Data entries:
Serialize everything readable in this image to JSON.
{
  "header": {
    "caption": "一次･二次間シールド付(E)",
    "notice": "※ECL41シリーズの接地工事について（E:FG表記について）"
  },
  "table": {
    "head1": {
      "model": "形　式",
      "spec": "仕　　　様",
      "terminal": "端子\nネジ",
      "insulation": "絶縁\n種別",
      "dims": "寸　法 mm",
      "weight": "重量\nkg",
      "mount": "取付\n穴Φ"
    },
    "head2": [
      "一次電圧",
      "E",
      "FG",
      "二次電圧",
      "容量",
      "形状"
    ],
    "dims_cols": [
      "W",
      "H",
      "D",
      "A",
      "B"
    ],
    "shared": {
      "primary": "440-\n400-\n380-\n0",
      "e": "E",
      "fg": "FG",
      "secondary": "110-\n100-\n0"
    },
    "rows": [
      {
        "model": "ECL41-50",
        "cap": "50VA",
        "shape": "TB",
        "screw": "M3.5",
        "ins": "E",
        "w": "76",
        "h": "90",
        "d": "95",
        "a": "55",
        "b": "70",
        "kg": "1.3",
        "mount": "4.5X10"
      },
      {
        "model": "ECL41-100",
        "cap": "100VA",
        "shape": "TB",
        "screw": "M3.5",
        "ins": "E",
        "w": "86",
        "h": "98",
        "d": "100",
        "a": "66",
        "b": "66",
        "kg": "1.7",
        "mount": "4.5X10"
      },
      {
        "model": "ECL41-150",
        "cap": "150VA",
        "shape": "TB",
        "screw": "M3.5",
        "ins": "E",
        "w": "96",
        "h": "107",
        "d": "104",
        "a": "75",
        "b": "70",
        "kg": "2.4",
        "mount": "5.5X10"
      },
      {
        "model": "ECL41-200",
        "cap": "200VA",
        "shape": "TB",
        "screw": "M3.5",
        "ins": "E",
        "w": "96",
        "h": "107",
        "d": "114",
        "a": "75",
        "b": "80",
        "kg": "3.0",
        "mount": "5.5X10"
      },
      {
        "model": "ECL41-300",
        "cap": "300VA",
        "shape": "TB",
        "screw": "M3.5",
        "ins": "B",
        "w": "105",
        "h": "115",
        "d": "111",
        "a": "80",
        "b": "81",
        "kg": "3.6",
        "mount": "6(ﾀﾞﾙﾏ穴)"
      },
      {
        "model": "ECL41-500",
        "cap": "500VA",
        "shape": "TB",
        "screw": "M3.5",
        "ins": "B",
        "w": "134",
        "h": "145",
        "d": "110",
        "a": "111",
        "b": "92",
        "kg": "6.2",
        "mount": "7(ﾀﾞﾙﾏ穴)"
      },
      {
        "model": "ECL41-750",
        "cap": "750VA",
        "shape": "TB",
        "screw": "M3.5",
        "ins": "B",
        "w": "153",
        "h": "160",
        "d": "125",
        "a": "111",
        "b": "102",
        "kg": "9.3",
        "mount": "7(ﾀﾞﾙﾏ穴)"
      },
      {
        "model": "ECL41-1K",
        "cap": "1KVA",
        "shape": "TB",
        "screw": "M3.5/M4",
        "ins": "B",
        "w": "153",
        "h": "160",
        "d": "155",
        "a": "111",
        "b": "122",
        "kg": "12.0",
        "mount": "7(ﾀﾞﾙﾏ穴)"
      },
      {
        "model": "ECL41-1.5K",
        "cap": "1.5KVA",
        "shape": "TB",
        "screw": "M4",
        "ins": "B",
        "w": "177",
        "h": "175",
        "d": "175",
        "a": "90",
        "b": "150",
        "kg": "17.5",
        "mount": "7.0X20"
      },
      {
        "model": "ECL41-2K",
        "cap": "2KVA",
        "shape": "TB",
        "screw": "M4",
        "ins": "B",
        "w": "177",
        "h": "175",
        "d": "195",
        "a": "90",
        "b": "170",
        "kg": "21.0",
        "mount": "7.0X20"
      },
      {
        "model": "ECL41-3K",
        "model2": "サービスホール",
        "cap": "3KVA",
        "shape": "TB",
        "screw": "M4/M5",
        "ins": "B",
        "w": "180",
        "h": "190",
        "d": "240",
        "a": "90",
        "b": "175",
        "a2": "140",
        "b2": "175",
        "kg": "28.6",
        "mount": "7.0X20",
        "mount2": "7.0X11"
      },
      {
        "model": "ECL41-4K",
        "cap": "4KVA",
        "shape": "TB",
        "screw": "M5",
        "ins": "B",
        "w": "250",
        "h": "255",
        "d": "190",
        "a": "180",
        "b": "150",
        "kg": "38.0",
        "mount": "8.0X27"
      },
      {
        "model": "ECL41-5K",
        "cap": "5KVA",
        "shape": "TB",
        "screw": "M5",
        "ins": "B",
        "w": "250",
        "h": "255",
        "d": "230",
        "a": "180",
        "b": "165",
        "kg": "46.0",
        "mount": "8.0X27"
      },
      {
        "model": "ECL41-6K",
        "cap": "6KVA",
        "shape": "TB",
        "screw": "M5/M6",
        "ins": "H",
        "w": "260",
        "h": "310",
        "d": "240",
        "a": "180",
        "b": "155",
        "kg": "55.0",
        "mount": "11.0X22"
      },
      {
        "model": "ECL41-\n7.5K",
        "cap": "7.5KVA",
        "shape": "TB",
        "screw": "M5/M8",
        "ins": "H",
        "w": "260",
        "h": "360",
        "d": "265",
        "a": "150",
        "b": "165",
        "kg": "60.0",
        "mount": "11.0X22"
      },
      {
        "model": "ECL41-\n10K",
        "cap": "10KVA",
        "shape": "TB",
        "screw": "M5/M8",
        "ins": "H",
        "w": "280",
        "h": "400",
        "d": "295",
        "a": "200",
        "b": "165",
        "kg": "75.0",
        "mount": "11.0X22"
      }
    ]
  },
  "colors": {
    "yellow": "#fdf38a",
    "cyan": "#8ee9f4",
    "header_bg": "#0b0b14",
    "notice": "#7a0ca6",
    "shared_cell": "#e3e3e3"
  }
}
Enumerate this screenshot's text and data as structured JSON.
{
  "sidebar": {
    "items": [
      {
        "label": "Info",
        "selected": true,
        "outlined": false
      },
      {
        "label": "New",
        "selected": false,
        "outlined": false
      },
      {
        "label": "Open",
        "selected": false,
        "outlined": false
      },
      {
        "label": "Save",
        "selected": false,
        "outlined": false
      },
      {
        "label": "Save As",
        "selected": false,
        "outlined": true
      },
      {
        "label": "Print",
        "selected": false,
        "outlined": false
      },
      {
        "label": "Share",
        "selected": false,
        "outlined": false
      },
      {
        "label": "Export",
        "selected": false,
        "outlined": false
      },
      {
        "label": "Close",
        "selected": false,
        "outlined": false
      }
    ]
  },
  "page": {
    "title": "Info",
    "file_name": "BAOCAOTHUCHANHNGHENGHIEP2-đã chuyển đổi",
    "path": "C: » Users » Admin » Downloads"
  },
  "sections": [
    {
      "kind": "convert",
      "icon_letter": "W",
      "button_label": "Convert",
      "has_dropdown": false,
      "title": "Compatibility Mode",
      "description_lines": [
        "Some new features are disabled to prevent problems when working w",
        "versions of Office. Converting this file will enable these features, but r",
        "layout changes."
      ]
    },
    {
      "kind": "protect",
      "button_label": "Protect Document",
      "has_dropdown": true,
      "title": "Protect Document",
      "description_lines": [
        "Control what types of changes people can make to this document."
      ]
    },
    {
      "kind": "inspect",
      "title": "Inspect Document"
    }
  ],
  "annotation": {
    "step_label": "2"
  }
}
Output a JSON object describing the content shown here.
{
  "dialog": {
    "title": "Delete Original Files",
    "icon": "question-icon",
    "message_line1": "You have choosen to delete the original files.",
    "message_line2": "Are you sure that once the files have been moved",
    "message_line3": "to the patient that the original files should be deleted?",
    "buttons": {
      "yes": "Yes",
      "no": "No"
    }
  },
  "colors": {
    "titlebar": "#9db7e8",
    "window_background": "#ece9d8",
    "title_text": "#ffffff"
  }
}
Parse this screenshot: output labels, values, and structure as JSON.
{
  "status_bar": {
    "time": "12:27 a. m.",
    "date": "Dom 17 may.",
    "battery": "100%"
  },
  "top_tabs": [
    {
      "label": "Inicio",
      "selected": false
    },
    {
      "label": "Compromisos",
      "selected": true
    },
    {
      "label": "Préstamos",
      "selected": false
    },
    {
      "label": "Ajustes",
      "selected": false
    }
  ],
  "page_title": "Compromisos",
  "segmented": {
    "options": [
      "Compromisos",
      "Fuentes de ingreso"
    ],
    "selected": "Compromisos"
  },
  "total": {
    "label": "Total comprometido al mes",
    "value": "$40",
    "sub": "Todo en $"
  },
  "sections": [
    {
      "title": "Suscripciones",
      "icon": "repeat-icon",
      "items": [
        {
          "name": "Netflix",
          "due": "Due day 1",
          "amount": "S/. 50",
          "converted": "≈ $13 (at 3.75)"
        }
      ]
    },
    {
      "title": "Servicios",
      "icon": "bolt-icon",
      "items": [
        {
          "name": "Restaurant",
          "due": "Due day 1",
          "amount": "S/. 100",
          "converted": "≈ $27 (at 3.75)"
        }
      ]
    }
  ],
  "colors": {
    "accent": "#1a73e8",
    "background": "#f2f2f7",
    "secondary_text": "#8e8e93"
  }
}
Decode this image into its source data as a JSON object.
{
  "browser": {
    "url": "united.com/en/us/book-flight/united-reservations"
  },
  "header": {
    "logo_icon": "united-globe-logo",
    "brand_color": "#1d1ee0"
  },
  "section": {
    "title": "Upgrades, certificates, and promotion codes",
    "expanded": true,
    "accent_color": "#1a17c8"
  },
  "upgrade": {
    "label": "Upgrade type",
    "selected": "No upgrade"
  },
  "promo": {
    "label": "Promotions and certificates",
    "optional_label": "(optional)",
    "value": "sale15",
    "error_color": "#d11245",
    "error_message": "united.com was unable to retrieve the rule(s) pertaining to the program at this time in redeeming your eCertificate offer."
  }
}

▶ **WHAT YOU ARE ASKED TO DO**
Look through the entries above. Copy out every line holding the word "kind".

▶ **EXPECTED ANSWER**
      "kind": "convert",
      "kind": "protect",
      "kind": "inspect",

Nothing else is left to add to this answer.